Our economy uses credit so systematically and it is so much at the core of our economic effectiveness, that to constrain it just the littlest bit sends shock waves throughout the whole system. The businesses that are right on the edge—the ones that need to borrow money even for a day or two to cover the cost of inventory and make payments to manufacturers before inventory is sold—are in a very precarious position. If they can’t get credit they’ll get caught between paying for inventory and paying for payroll, for example. That’s a tough spot…if you don’t pay for the inventory on time you get no more and you’re out of business.
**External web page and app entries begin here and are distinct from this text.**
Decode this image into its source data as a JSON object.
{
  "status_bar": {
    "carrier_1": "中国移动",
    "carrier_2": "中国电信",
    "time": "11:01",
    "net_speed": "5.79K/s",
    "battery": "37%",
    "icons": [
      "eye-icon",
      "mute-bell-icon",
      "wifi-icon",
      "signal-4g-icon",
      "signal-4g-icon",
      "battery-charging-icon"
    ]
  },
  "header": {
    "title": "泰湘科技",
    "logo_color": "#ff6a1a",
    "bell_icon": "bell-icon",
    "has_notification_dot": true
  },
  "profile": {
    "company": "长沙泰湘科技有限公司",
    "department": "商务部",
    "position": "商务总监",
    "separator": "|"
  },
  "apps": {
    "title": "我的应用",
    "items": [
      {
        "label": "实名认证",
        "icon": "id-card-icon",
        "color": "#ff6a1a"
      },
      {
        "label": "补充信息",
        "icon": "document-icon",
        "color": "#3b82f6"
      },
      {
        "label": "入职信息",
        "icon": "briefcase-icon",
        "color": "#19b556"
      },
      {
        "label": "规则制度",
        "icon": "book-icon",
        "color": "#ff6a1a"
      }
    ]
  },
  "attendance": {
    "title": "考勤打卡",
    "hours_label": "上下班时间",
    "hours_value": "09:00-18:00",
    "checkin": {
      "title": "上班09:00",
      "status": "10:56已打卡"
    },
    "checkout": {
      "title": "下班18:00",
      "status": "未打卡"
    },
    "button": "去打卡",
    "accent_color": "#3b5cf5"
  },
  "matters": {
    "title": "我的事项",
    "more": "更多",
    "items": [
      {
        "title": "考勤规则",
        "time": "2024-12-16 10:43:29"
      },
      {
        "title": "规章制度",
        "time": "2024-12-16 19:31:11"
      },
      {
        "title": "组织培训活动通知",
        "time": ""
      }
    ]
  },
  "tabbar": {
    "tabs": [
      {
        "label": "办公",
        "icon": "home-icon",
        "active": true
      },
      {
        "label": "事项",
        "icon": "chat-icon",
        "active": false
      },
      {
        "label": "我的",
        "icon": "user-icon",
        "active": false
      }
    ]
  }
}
If you don’t pay the employees, they all quit and/or the news gets out and your suppliers dry up. Any way, you’re out of business.
Saturday, October 4, 2008
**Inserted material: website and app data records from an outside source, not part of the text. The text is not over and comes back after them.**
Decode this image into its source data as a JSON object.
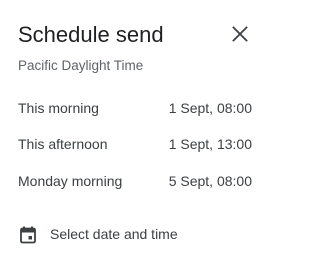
{
  "dialog": {
    "title": "Schedule send",
    "close_icon": "close-icon",
    "timezone": "Pacific Daylight Time"
  },
  "options": [
    {
      "label": "This morning",
      "time": "1 Sept, 08:00"
    },
    {
      "label": "This afternoon",
      "time": "1 Sept, 13:00"
    },
    {
      "label": "Monday morning",
      "time": "5 Sept, 08:00"
    }
  ],
  "custom": {
    "icon": "calendar-icon",
    "label": "Select date and time"
  },
  "colors": {
    "title": "#202124",
    "text": "#3c4043",
    "secondary": "#5f6368"
  }
}
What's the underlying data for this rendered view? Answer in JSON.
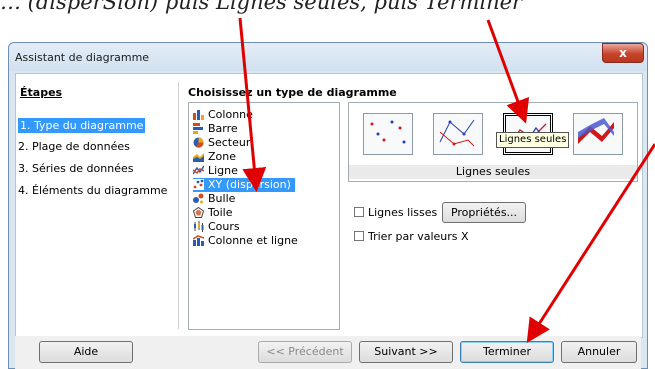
{
  "caption": "… (disperSion) puis Lignes seules, puis Terminer",
  "window": {
    "title": "Assistant de diagramme",
    "close_label": "x"
  },
  "steps": {
    "title": "Étapes",
    "items": [
      {
        "label": "1. Type du diagramme",
        "selected": true
      },
      {
        "label": "2. Plage de données",
        "selected": false
      },
      {
        "label": "3. Séries de données",
        "selected": false
      },
      {
        "label": "4. Éléments du diagramme",
        "selected": false
      }
    ]
  },
  "chart_types": {
    "title": "Choisissez un type de diagramme",
    "items": [
      {
        "label": "Colonne",
        "icon": "column-chart-icon",
        "selected": false
      },
      {
        "label": "Barre",
        "icon": "bar-chart-icon",
        "selected": false
      },
      {
        "label": "Secteur",
        "icon": "pie-chart-icon",
        "selected": false
      },
      {
        "label": "Zone",
        "icon": "area-chart-icon",
        "selected": false
      },
      {
        "label": "Ligne",
        "icon": "line-chart-icon",
        "selected": false
      },
      {
        "label": "XY (dispersion)",
        "icon": "scatter-chart-icon",
        "selected": true
      },
      {
        "label": "Bulle",
        "icon": "bubble-chart-icon",
        "selected": false
      },
      {
        "label": "Toile",
        "icon": "net-chart-icon",
        "selected": false
      },
      {
        "label": "Cours",
        "icon": "stock-chart-icon",
        "selected": false
      },
      {
        "label": "Colonne et ligne",
        "icon": "column-line-chart-icon",
        "selected": false
      }
    ]
  },
  "variants": {
    "selected_label": "Lignes seules",
    "tooltip": "Lignes seules",
    "items": [
      "points-only",
      "points-and-lines",
      "lines-only",
      "3d-lines"
    ]
  },
  "options": {
    "smooth_lines": {
      "label": "Lignes lisses",
      "checked": false
    },
    "properties_label": "Propriétés...",
    "sort_by_x": {
      "label": "Trier par valeurs X",
      "checked": false
    }
  },
  "buttons": {
    "help": "Aide",
    "previous": "<< Précédent",
    "next": "Suivant >>",
    "finish": "Terminer",
    "cancel": "Annuler"
  },
  "colors": {
    "selection": "#3399ff",
    "arrow": "#e00000"
  }
}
An Explanation of the Crisis
Dan Edelen just posted an excellent explanation of the economic crisis. It was written by an economist friend of his, and it explains more about why the meltdown on Wall Street, and the subsequent tightening of credit, could have a huge impact on Main Street than anything else I've read.